GI clown volunteers living in Iquitos have developed an environmental education workshop for primary schoolchildren in Belen , "LOS PAYASOS AMBIENTALISTAS" in conjunction with the Research Institute of the Peruvian Amazon (IIAP) and their Environmental Volunteer Network. They also initiated a small business cooperative with Belen seamstresses “Made in Belen”, designing and producing clown clothing (see hechobelen.blogspot.com).
The Belen community center (CC) property was purchased by the Belen Network in 2009 made possible by a grant from the Fred Foundation. Adjoined by a piece of land donated by the Sector 6 community, the CC will provide space for volunteer activities in Belen, meeting spaces for community members, child and adult education, health care, prevention, art/music/theater classes, and pilot projects in home gardening, eco-friendly cooking, sanitation and clean water. If construction has not commenced by December 2013, the land will revert back into the hands of Sector 6. Clown volunteers, along with La Restinga, have made a commitment to raise the funds necessary to begin construction after the seasonal flood subsides June of next year. Some materials (the foundation poles, to be set 5 meters into the earth), have been purchased, and will support the large multi-level structure. $43,000 will build the foundation.
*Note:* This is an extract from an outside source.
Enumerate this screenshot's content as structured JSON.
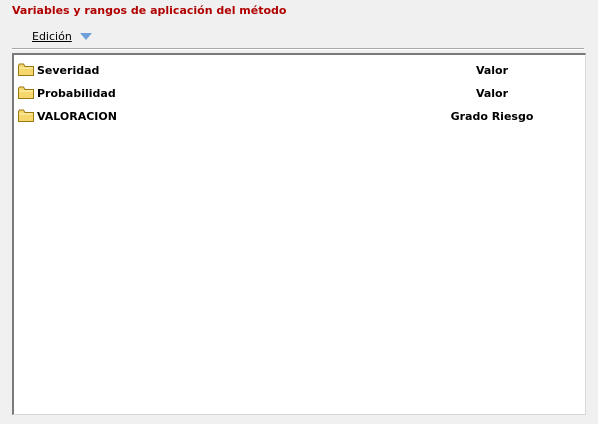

If you are interested in helping this effort, please contact John Glick at email@example.com or 540-421-6421.
Thanks to Bolaroja, Gesundheit and La Restinga for staffing, organizing and conducting a complicated, multi-component volunteer program of events during the festival. We also are grateful for the guidance and support provided by Lucia Ruiz, whose efforts on behalf of Belen have inspired us all. Thanks also to Amazon Promise for their logistical support in providing the mental health clinics. Thanks to the Peruvian Navy Marching Band for their appearance in the opening day parade. Thanks to the Peruvian Air Force for getting the clowns to Iquitos and back to Lima (even with that 8 hour delay. I guess we are not the only clowns in transit!). Thanks to Wendy and Patch for the vision.
And most of all, thanks to the wonderful people of Belen. You inspire us to learn by your example , of the possibilities to do much with so little. We love you.
Photo credit: Claudia Cordova & Lars Adams